In early spring,
a small red rose bloomed shyly
in the still cool air.

Then,
the pale pink bush exploded
into a firework of delicate blooms.

I tried to remember how sparse the bushes had been after my surgical intervention, but it was hard to match my six-month-old memory with the lush growth in front of me:
a lavish
ravishing
rose world,
a world lighted by pink and red petals.

On a recent morning, demoralized about sustained creative efforts not bearing the expected fruit, I went outside and looked at my roses:
bejeweled by dewdrops,
compliments of the nightly coastal fog,
they smiled at the pale morning sun and at me.

And I understood.
I must cut away what saps my energy,
what served a purpose, but whose role has come to an end.

To bloom, I must prune — mercilessly.


© 2015-2020 Simona Carini

Garden nasturtium

Leaf of garden nasturtium with raindrops
Leaf of garden nasturtium (Tropaeolum majus)

August 2013

Garden nasturtium‘s large shield-shaped leaves gather water drops (dew or rain) like solar panels gather sunlight.

On a horizontal leaf, droplets slide towards the depression at the center. In the morning, a giant lenticular drop reflects my image on its tense convex surface — a dome that wiggles in the breeze, a drinking pool for the visiting hummingbird.

I wish there were something similar for sunlight, a way of collecting a small pool of it, into which I could dip a finger or a brush and paint the day on the canvas of time stretching ahead.

If the leaf is in a vertical position, drops glide on its slightly parabolic surface and end up hanging from the bottom edge, suspended over the abyss.

Nasturtium plants exhibit a tendency to take over our garden. Besides embracing the house in several spots with sometimes suffocating enthusiasm, they worm their way into the jasmine bush, wrap themselves around draining pipes, blanket the compost pile, emerge where I least expect them.

Sturdy stems push their way forward with determination: there is no crevice, however small, they won’t explore. They find plenty of opportunities around our house, tugged by tectonic forces stronger than its foundations.

Garden nasturtium flowers in bloom
Garden nasturtium flowers in bloom

The yellow nasturtium flowers compete in brightness with the sun during the day and the orange ones out-orange the setting sun. They are also winners on the table.

Raw nasturtium flowers pop into a flash of flowery pepperiness in the mouth, firecrackers exploding with flavor rather than sound.

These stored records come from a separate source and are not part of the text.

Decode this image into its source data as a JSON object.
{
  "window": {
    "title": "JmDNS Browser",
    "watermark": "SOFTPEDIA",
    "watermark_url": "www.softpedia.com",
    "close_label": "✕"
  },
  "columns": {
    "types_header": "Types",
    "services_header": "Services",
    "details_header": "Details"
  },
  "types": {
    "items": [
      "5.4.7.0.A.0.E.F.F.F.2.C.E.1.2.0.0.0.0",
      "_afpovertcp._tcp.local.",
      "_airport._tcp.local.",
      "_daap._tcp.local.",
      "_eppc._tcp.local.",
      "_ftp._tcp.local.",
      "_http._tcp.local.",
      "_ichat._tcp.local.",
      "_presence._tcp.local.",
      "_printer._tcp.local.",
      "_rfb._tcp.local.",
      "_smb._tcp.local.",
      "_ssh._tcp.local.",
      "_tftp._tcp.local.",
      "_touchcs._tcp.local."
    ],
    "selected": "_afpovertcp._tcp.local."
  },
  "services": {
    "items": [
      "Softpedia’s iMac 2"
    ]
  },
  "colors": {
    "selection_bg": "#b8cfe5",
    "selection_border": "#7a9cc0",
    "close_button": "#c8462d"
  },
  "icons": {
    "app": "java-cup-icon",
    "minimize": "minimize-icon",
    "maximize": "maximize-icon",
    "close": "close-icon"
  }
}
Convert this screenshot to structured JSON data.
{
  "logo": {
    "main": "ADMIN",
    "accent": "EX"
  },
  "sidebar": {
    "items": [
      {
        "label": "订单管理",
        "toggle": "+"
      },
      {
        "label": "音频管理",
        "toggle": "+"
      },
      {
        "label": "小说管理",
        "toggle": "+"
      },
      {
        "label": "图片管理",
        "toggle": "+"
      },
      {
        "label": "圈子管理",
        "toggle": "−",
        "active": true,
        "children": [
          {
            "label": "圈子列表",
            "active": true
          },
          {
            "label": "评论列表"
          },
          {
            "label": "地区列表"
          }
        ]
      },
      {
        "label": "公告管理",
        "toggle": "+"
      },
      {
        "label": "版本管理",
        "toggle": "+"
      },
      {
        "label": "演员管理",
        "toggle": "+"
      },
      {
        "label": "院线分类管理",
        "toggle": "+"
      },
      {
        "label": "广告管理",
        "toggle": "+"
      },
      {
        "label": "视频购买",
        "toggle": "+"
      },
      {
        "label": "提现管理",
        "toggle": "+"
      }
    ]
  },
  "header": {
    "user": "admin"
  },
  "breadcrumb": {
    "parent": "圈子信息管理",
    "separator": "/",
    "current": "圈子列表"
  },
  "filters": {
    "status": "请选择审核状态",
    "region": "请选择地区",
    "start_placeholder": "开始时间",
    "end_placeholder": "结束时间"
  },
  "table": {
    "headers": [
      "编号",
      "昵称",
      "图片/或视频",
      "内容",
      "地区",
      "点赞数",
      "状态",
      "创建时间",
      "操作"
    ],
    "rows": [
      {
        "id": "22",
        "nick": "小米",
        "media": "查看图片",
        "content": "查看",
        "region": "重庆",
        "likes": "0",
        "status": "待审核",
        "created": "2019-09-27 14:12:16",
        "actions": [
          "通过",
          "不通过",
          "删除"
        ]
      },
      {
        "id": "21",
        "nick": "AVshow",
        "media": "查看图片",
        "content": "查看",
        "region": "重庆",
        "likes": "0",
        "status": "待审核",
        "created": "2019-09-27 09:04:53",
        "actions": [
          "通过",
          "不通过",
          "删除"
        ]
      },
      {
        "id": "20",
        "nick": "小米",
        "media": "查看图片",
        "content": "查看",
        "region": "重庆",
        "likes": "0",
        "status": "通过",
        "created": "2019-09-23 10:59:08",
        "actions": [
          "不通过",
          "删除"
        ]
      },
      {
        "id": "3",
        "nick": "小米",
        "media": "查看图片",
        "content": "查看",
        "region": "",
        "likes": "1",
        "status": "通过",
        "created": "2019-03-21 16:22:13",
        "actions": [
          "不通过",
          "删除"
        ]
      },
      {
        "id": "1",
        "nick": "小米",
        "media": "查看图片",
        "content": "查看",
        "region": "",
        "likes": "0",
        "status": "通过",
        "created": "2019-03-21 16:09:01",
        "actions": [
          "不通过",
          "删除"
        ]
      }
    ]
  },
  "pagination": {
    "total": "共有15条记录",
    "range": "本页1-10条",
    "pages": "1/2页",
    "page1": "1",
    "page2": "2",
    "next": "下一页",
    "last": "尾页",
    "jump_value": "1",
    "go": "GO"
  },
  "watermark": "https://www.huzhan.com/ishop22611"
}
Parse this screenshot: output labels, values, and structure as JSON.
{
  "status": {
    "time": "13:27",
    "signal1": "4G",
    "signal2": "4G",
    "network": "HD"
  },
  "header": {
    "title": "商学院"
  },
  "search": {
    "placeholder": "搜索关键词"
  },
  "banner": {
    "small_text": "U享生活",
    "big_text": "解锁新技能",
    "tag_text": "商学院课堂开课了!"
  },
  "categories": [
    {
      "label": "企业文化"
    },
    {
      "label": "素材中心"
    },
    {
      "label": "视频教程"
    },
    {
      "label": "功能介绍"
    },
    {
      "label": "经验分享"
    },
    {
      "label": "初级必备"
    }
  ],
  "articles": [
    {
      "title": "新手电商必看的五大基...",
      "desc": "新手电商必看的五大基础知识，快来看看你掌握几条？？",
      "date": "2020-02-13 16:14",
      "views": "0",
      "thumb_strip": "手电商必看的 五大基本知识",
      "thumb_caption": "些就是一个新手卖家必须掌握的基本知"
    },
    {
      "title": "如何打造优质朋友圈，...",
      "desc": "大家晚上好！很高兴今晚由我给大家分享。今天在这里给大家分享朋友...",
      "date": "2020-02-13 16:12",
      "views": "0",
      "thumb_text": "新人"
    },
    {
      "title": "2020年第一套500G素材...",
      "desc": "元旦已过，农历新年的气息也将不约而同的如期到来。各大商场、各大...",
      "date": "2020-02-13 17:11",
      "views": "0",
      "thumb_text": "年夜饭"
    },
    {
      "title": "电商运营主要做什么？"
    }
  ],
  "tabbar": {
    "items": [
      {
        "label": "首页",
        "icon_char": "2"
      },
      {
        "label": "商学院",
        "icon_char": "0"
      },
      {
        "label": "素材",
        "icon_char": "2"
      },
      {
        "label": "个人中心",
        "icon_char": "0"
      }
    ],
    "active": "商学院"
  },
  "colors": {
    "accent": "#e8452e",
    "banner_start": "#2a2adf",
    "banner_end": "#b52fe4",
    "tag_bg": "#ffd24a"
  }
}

They brighten a butter lettuce or steamed snap bean salad with both their color and their zest. Tossed into a skillet with cooked dark leafy greens, their splash of brightness is like a lightning fracturing the darkness of the night sky.

Pressed between two layers of pasta dough, nasturtium petals make an edible “stained glass” that charms the eyes.

A harvest of garden nasturtium's seedpods
My harvest of garden nasturtium’s seedpods

In flowers left to complete their life cycle, seedpods develop as the petals wilt and fall off. They cluster in groups of three or four, light green and succulent. They are called “poor man’s capers,” I learned. One evening around sunset, it didn’t take me long to harvest a cup. I carried them to the kitchen on a large nasturtium leaf and pickled them in distilled white vinegar. When the right combination of ingredients presented itself, they played their role well and henceforth will be called “lucky woman’s capers.”


© 2015-2020 Simona Carini